The Battle of Vittorio Veneto was the last decisive battle in northern Italy of World War One. The Italian victory at Vittorio Veneto also effectively signalled the end of the Austro-Hungarian Empire. Without an army to support it, the governing regime that controlled the empire collapsed and the empire fragmented
The Italian army had lost 300,000 men at the battles fought at Caporetto in 1917 and morale in the Italian army after this defeat was low. In an effort to restore morale and to push the Austro-Hungarian army out of Italy, victory at Vittorio Veneto was vital. Under the command of a new general, Armando Diaz, the Italian army managed to secure and stabilise its frontline along the Piave River in June 1918 when they held off a major attack by the Austro-Hungarian army. While this was a significant success for the Italians, the Austro-Hungarian army lost 100,000 men killed and wounded. The defeat did a great deal to hasten the demoralisation of an army that was already on the verge of collapse.
The Italian Prime Minister, Orlando, wanted a successful offensive campaign as he believed that such a campaign would do a great deal to boost his popularity and bolster any Italian territorial demands against the Austrians at a future peace settlement. Field Marshal Foch, Supreme Commander of Allied Forces, supported Orlando in this desire.

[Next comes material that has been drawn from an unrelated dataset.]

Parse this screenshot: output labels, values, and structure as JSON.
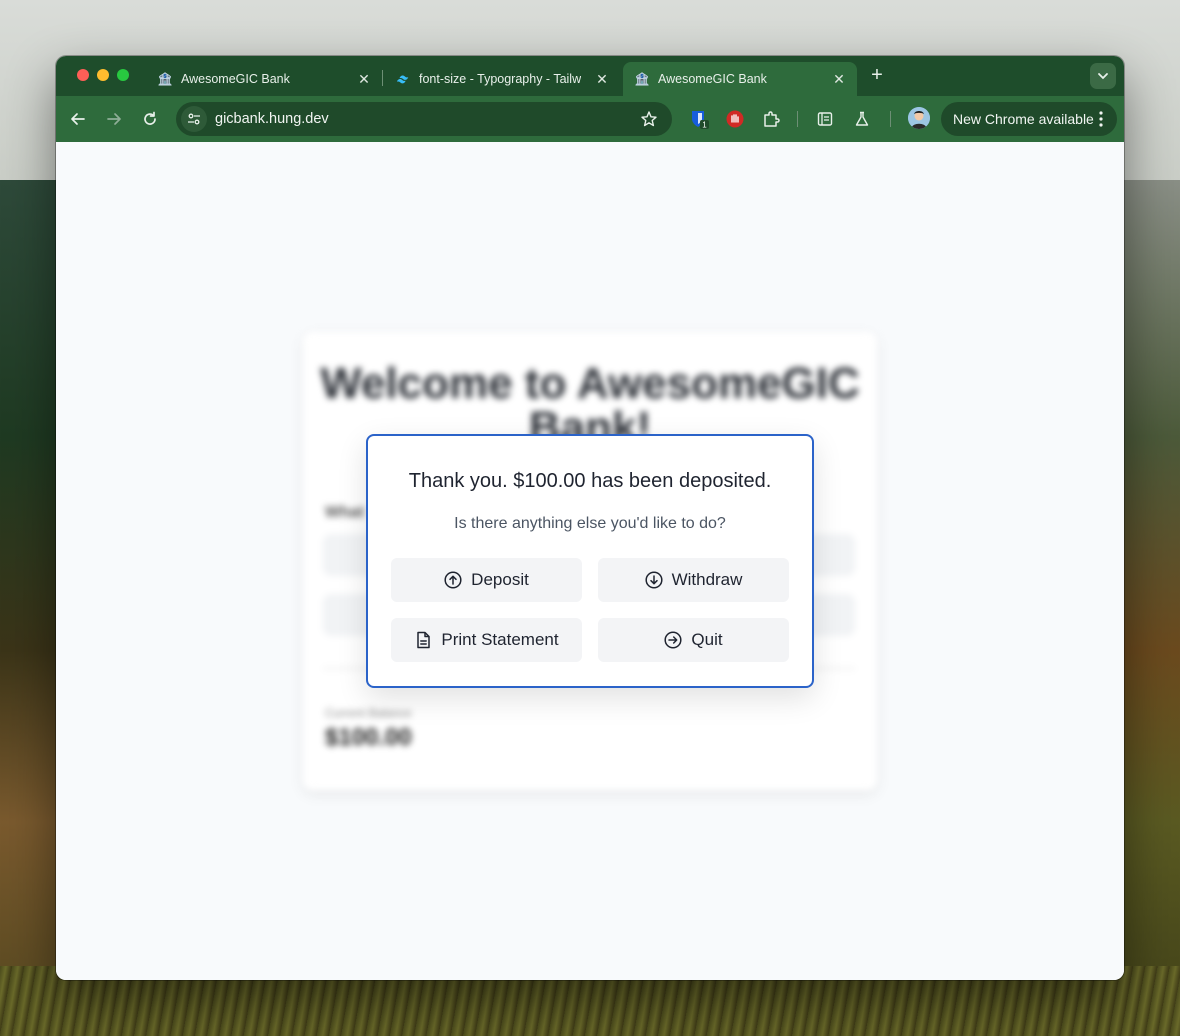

However, Diaz was more guarded and while he supported an attack against the Austro-Hungarians, he only wanted to launch one when he thought his army was ready.
The Italian offensive against Austro-Hungarian forces at Vittorio Veneto was launched on October 23rd 1918. Vittorio Veneto was chosen as the primary target as the town’s capture would split the Austro-Hungarians in two. The Austro-Hungarians held a line across northern Italy and Vittorio Veneto was effectively at the midway point. Diaz believed that once the Austro-Hungarian force was split in two, it would crumble away. In this Diaz was correct.
An attack was launched along a line that stretched from Venice, Treviso, Vicenza to Bormio. The Italians attacked Austro-Hungarian forces with 54 divisions. 3 French and British divisions supported them. They faced 52 Austro-Hungarian divisions. At the start of the battle, the Italians had a marked advantage in artillery weapons.
The attack brought an immediate problem – crossing the flooding River Piave. Once this was achieved, the Italians attacked relentlessly against an army that was on the verge of collapse. Vittorio Veneto was recaptured on October 30th. The 10th Italian Army pushed towards Udine, the Third Army pushed towards Latisana while the First Army targeted Trent.
In just ten days into the campaign, the Italians had recaptured much lost land. The Austrians lost 35,000 dead, 100,000 wounded and taken 300,000 prisoners-of-war – though some researchers have put the figure as high as 500,000. After fighting across a front that measured 56 kilometres and advancing 24 kilometres, the Italians lost just 5,800 men killed and 26,000 wounded.
A truce was signed on November 2nd, which was formalised on November 4th. Without a properly functioning army to support it, the Austro-Hungarian Empire collapsed and fragmented into various nation states.